- [Records to process]
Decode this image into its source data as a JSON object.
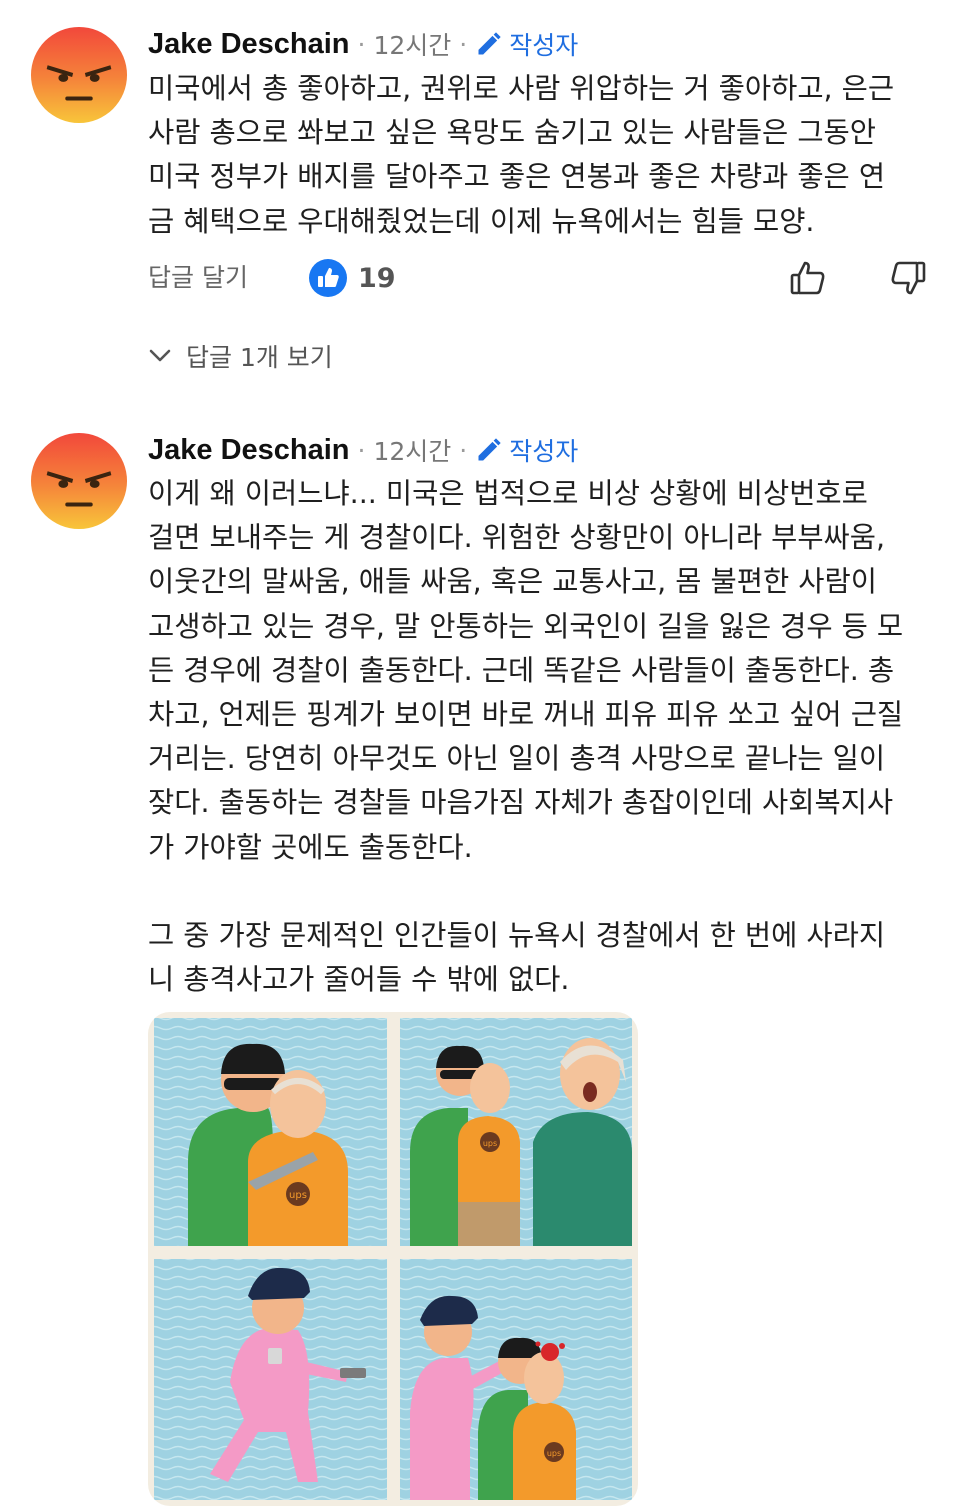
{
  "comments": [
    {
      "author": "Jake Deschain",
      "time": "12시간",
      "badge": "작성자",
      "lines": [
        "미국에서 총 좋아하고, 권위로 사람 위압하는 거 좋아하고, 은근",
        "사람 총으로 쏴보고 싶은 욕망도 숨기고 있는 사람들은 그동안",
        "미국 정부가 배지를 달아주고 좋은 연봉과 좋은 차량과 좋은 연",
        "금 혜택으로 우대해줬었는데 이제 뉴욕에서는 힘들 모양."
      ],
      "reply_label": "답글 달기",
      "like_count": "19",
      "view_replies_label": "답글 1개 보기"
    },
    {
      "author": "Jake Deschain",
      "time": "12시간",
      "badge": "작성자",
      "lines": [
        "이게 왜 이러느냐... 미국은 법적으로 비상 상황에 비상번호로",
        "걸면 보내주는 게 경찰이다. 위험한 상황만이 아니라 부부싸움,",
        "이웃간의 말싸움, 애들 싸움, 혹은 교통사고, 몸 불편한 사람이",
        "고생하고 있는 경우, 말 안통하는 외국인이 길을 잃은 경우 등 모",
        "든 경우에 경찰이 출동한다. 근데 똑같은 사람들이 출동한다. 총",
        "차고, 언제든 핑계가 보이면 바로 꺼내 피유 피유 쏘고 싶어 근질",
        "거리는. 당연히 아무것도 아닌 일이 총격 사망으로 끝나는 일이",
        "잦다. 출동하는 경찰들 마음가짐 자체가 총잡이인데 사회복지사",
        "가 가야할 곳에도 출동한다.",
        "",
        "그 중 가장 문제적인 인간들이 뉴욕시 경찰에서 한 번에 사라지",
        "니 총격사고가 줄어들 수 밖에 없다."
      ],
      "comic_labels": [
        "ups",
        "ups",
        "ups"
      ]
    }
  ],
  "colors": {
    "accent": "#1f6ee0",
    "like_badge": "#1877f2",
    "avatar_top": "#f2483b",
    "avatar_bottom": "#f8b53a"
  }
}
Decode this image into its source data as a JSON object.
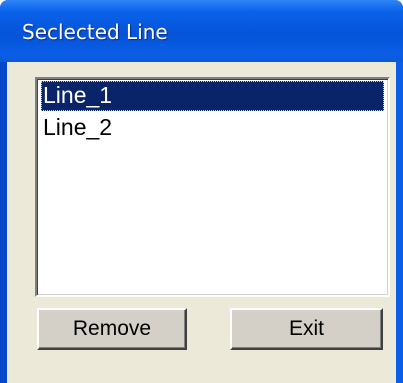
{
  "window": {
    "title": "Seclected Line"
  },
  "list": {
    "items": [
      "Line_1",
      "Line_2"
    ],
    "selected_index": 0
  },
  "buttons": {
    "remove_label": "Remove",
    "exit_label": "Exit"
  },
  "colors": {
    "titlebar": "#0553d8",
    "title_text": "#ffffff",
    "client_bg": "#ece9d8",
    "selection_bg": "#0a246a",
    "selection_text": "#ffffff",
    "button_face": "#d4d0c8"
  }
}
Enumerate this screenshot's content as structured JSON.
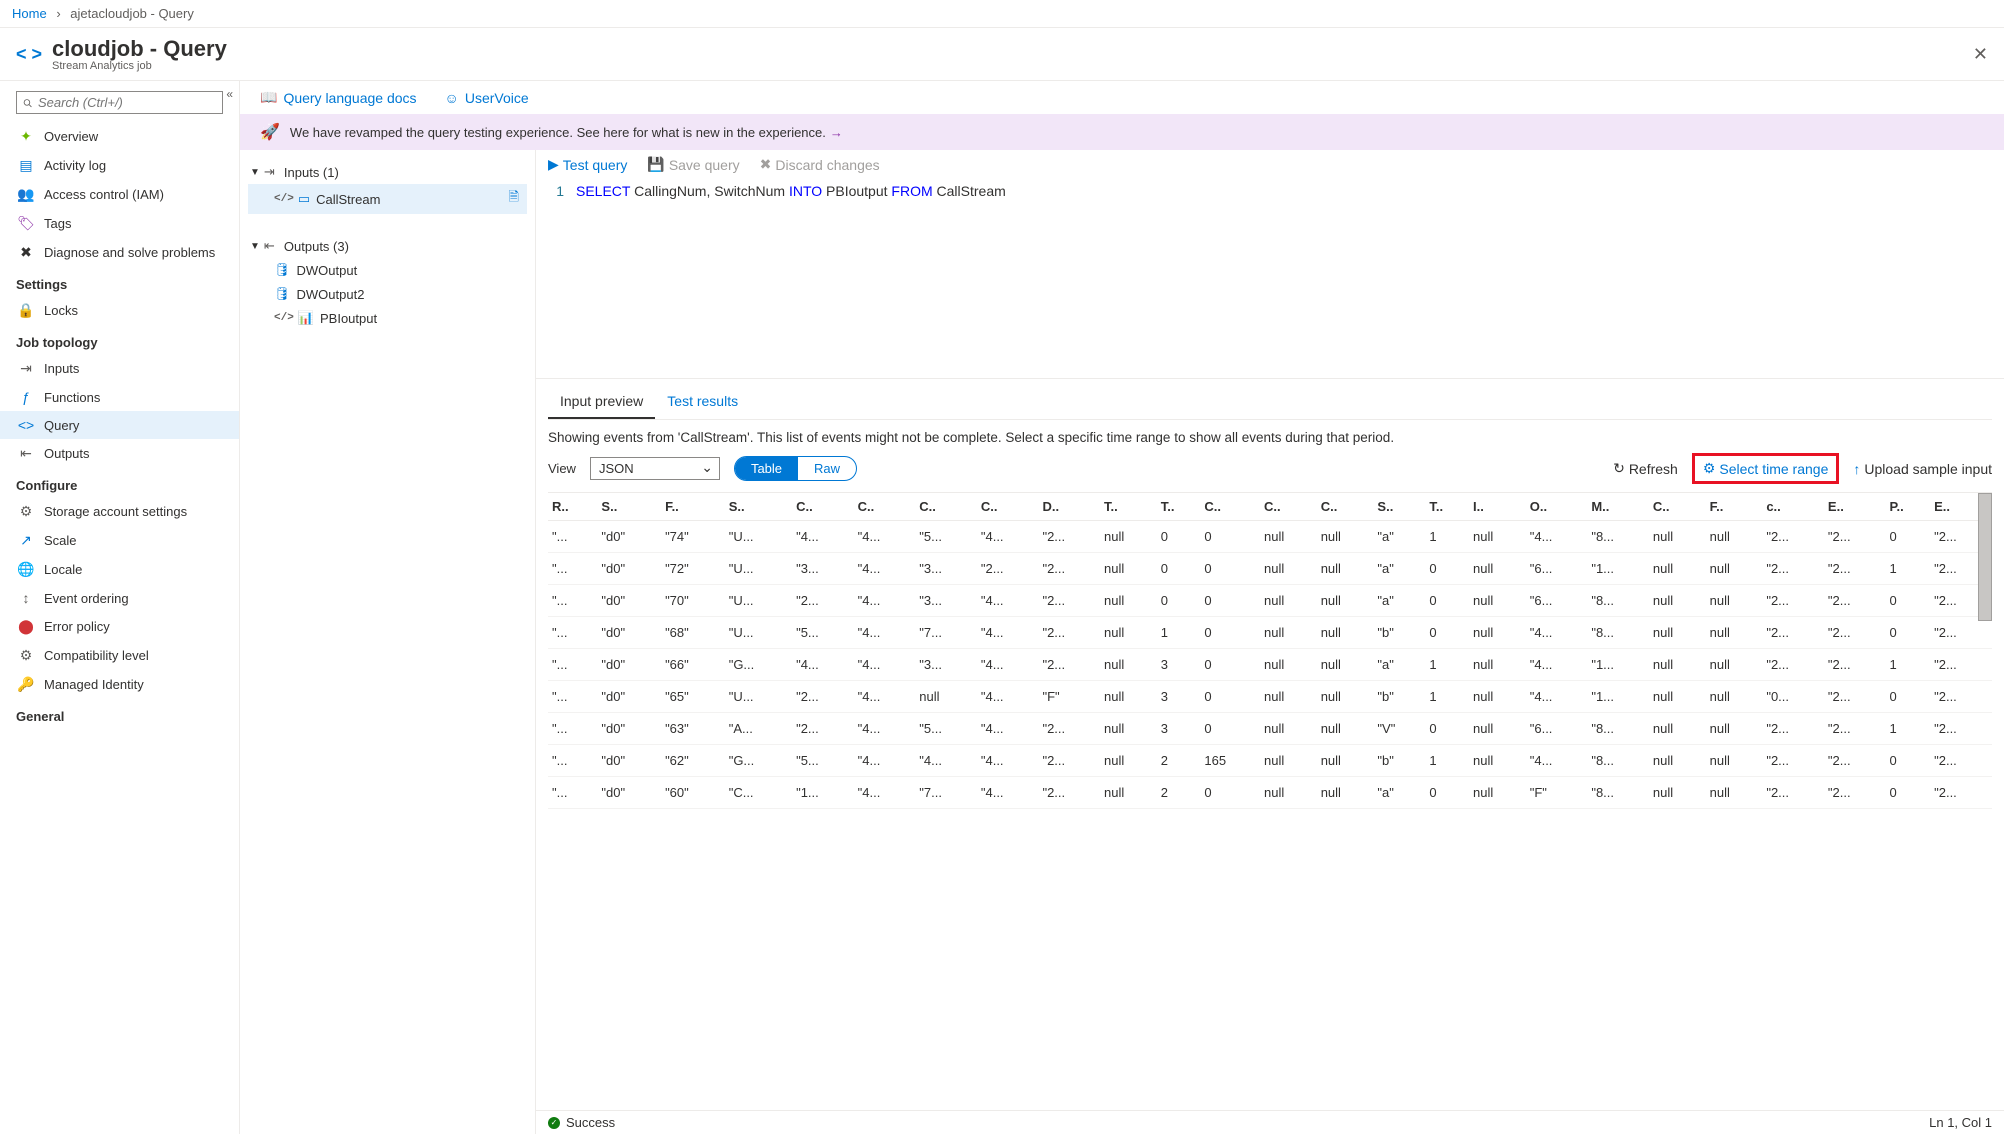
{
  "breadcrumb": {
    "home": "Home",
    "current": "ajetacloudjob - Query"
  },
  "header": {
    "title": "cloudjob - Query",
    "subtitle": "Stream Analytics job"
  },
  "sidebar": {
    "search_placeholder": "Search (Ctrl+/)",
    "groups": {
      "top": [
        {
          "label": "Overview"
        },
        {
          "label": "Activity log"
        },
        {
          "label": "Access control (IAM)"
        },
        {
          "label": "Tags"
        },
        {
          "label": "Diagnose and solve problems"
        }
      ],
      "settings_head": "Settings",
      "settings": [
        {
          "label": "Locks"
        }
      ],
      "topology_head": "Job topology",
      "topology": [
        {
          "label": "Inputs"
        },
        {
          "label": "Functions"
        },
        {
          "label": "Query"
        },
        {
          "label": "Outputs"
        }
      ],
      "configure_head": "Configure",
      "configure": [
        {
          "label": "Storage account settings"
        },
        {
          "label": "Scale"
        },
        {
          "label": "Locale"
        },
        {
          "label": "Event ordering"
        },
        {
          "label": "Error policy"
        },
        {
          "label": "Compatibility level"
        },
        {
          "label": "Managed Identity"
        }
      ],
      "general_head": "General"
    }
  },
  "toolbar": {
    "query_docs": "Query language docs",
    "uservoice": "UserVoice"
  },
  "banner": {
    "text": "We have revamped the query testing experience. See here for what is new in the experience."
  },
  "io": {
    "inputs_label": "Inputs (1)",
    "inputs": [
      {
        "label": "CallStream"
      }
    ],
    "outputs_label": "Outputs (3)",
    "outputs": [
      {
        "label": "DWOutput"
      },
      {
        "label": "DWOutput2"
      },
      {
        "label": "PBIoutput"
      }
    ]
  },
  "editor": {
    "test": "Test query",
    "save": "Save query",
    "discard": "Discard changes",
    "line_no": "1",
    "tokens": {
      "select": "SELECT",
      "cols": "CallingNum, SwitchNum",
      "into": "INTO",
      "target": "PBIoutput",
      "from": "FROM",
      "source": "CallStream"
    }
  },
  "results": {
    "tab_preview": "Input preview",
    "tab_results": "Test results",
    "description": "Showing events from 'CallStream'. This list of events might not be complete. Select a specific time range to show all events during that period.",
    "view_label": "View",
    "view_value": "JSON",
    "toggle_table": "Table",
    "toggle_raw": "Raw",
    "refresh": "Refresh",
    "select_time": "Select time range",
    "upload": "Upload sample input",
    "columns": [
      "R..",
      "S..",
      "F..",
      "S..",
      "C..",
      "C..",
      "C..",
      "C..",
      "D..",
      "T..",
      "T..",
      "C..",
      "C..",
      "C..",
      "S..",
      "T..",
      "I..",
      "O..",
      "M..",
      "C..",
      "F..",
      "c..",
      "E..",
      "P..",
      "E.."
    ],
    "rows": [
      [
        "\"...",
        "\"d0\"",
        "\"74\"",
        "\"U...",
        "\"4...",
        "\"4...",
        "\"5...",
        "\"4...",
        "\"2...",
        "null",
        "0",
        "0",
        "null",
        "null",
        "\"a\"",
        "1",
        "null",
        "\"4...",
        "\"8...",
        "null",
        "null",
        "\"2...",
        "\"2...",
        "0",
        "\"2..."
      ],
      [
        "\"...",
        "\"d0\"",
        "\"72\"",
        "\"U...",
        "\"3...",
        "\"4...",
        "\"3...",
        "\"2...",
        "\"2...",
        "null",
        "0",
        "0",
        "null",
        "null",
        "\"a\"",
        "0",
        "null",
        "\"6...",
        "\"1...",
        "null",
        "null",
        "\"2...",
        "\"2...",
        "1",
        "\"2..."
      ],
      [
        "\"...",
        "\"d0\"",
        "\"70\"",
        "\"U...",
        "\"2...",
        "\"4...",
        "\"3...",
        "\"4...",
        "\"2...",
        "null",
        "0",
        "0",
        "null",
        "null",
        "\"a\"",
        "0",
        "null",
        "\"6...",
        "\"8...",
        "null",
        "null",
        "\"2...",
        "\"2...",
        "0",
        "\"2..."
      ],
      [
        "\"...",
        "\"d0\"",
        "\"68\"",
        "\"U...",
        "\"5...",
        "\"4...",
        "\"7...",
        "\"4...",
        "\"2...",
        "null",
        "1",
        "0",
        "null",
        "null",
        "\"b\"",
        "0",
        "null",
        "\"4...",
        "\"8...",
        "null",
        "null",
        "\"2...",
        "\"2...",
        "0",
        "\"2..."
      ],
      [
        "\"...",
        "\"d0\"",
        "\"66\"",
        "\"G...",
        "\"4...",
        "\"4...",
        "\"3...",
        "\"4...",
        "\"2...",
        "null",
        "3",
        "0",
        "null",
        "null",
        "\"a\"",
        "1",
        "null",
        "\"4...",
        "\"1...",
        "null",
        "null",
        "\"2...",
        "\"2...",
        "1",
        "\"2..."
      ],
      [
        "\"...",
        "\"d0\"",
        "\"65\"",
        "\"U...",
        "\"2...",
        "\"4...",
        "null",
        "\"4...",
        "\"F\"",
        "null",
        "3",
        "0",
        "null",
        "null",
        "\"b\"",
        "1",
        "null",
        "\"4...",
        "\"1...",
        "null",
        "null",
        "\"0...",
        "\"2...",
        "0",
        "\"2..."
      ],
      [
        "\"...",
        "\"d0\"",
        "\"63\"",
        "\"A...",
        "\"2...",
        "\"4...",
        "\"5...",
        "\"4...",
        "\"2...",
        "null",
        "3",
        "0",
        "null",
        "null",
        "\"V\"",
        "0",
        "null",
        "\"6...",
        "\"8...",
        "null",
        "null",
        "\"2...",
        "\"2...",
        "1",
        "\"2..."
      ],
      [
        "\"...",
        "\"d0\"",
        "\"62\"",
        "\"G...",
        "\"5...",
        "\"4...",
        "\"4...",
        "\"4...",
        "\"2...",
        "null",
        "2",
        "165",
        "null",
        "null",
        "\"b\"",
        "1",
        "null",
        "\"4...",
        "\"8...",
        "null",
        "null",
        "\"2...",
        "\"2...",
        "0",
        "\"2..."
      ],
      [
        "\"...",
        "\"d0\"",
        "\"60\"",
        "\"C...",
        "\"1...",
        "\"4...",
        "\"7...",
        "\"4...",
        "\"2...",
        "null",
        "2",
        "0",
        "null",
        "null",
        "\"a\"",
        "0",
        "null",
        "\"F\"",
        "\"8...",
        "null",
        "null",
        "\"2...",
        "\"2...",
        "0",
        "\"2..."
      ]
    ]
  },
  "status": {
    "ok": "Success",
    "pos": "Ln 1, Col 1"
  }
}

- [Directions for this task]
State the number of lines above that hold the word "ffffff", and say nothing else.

- [Task solution]
2